  Why are they poles apart on this issue? Putin views close ties with the West as the way to secure Russia's long-term economic health, but he also sees a written agreement as a way of securing Russia's long-term security interests. The power of a piece of paper is evident from the Bush Administration's reluctance to walk away from the 1972 Antiballistic Missile Treaty. Indeed, Bush's hesitance can only bolster Putin's insistence on a warhead-reductions pact to protect Moscow against precisely the kind of strategic shift taking place in missile defense.

For Bush -- who comes from a state where looking someone in the eye and a firm handshake are as good as a man's word -- the vision is far different.
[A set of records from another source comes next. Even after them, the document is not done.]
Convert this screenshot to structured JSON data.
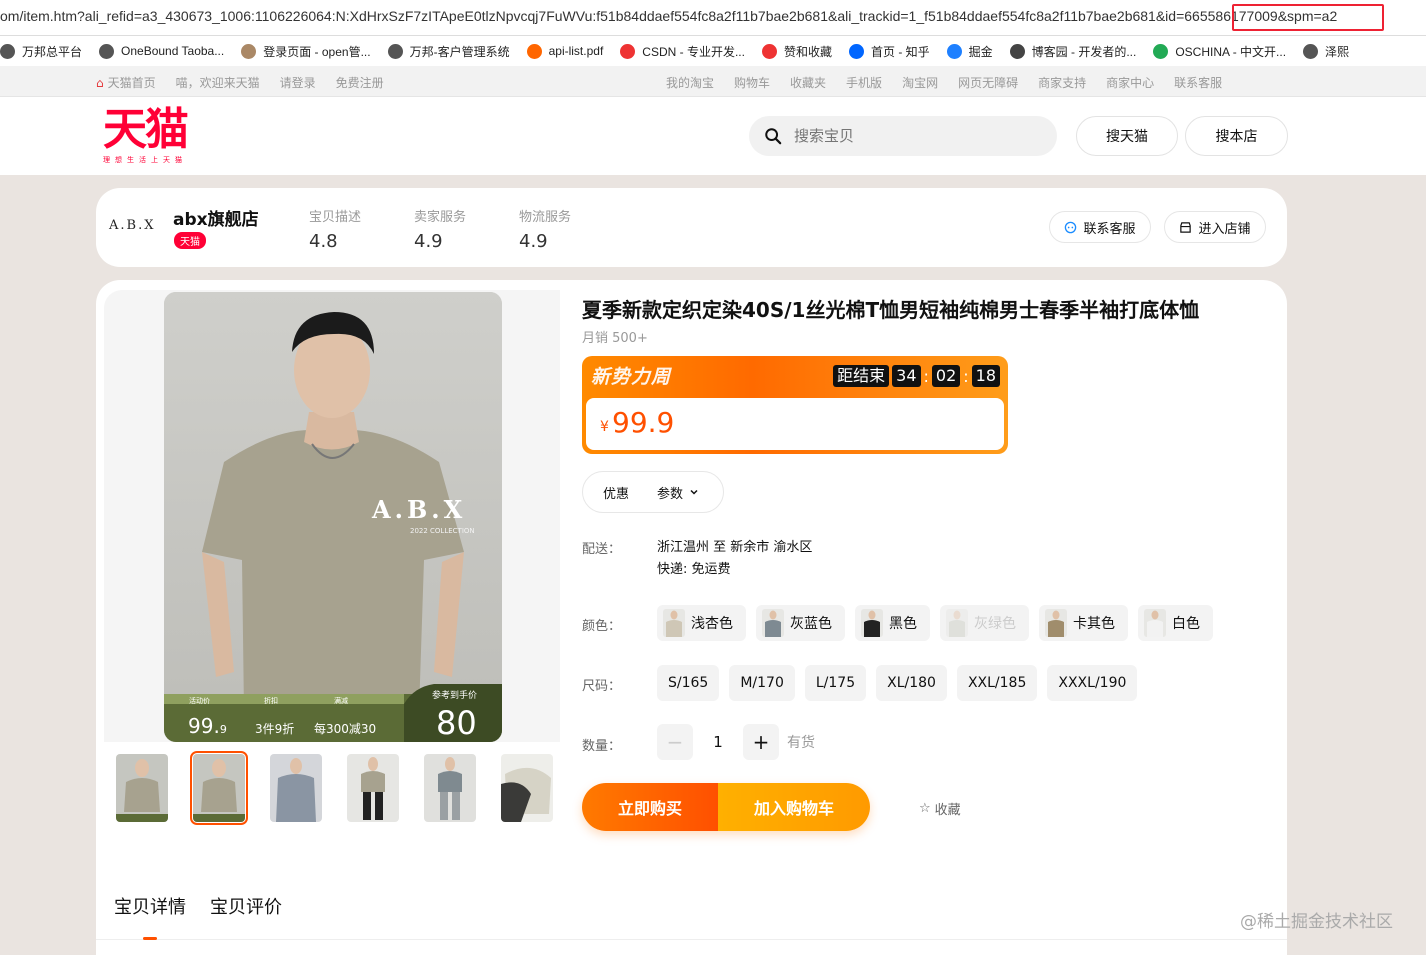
{
  "browser": {
    "url": "om/item.htm?ali_refid=a3_430673_1006:1106226064:N:XdHrxSzF7zITApeE0tlzNpvcqj7FuWVu:f51b84ddaef554fc8a2f11b7bae2b681&ali_trackid=1_f51b84ddaef554fc8a2f11b7bae2b681&id=665586177009&spm=a2",
    "bookmarks": [
      {
        "label": "万邦总平台",
        "icon": "globe-icon",
        "color": "#555"
      },
      {
        "label": "OneBound Taoba...",
        "icon": "globe-icon",
        "color": "#555"
      },
      {
        "label": "登录页面 - open管...",
        "icon": "image-icon",
        "color": "#a86"
      },
      {
        "label": "万邦-客户管理系统",
        "icon": "globe-icon",
        "color": "#555"
      },
      {
        "label": "api-list.pdf",
        "icon": "pdf-icon",
        "color": "#f60"
      },
      {
        "label": "CSDN - 专业开发...",
        "icon": "csdn-icon",
        "color": "#e33"
      },
      {
        "label": "赞和收藏",
        "icon": "csdn-icon",
        "color": "#e33"
      },
      {
        "label": "首页 - 知乎",
        "icon": "zhihu-icon",
        "color": "#06f"
      },
      {
        "label": "掘金",
        "icon": "juejin-icon",
        "color": "#1e80ff"
      },
      {
        "label": "博客园 - 开发者的...",
        "icon": "cnblogs-icon",
        "color": "#444"
      },
      {
        "label": "OSCHINA - 中文开...",
        "icon": "oschina-icon",
        "color": "#2a5"
      },
      {
        "label": "泽熙",
        "icon": "globe-icon",
        "color": "#555"
      }
    ]
  },
  "topnav": {
    "home": "天猫首页",
    "welcome": "喵，欢迎来天猫",
    "login": "请登录",
    "register": "免费注册",
    "right": [
      "我的淘宝",
      "购物车",
      "收藏夹",
      "手机版",
      "淘宝网",
      "网页无障碍",
      "商家支持",
      "商家中心",
      "联系客服"
    ]
  },
  "header": {
    "logo": "天猫",
    "logo_sub": "理想生活上天猫",
    "search_placeholder": "搜索宝贝",
    "search_tmall": "搜天猫",
    "search_shop": "搜本店"
  },
  "shop": {
    "logo_text": "A.B.X",
    "name": "abx旗舰店",
    "badge": "天猫",
    "stats": [
      {
        "label": "宝贝描述",
        "value": "4.8"
      },
      {
        "label": "卖家服务",
        "value": "4.9"
      },
      {
        "label": "物流服务",
        "value": "4.9"
      }
    ],
    "contact": "联系客服",
    "enter": "进入店铺"
  },
  "product": {
    "title": "夏季新款定织定染40S/1丝光棉T恤男短袖纯棉男士春季半袖打底体恤",
    "sales": "月销 500+",
    "promo_tag": "新势力周",
    "countdown_label": "距结束",
    "countdown": [
      "34",
      "02",
      "18"
    ],
    "currency": "¥",
    "price": "99.9",
    "tab_discount": "优惠",
    "tab_params": "参数",
    "delivery_label": "配送：",
    "delivery_route": "浙江温州 至 新余市 渝水区",
    "delivery_fee": "快递: 免运费",
    "color_label": "颜色：",
    "colors": [
      {
        "name": "浅杏色",
        "swatch": "#cfc7b6",
        "disabled": false
      },
      {
        "name": "灰蓝色",
        "swatch": "#7e8a92",
        "disabled": false
      },
      {
        "name": "黑色",
        "swatch": "#222222",
        "disabled": false
      },
      {
        "name": "灰绿色",
        "swatch": "#c8cbc0",
        "disabled": true
      },
      {
        "name": "卡其色",
        "swatch": "#a08d6c",
        "disabled": false
      },
      {
        "name": "白色",
        "swatch": "#f2f2f2",
        "disabled": false
      }
    ],
    "size_label": "尺码：",
    "sizes": [
      "S/165",
      "M/170",
      "L/175",
      "XL/180",
      "XXL/185",
      "XXXL/190"
    ],
    "qty_label": "数量：",
    "qty": "1",
    "stock": "有货",
    "buy_now": "立即购买",
    "add_cart": "加入购物车",
    "favorite": "收藏"
  },
  "image_overlay": {
    "brand": "A.B.X",
    "brand_sub": "2022 COLLECTION",
    "labels": [
      "活动价",
      "折扣",
      "满减",
      "参考到手价"
    ],
    "price_big": "99.",
    "price_small": "9",
    "discount": "3件9折",
    "reduction": "每300减30",
    "final": "80"
  },
  "bottom_tabs": [
    "宝贝详情",
    "宝贝评价"
  ],
  "watermark": "@稀土掘金技术社区",
  "colors": {
    "accent": "#ff5000",
    "tmall_red": "#ff0036",
    "orange": "#ff8a00"
  }
}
He doesn't want to put a straitjacket on future Administrations like the one the ABM Treaty has imposed on him. Adversaries, Bush argues, need written agreements. Friends don't. (That notion ignores the NATO alliance's treaty. In fact, the first big boost in the war on terrorism was NATO's rapid invocation of Article 5, which declares an attack on one member to be an attack on all members.)

Truth is, Bush and Putin in their own ways are saying that a signed document really does matter in foreign relations. Putin needs one right now. Bush fears it. But Bush hinted that he might cave on the issue and agree to put in writing the pledge to slash warheads to roughly 2,000, from about 7,000.

In return, Putin might agree to allow the U.S. to do the kind of testing that could produce a missile shield. If the kind of bargaining savvy and leadership both men have shown to date produces such a result, these two leaders who faced initial questions about legitimacy could end up sharing a legacy of renewed glasnost, even friendship, that further reduces fears of nuclear annihilation on both sides.

Crock covers national security and foreign affairs for BusinessWeek from Washington. Follow his views in Affairs of State twice a month, only on BW Online

Edited by Douglas Harbrecht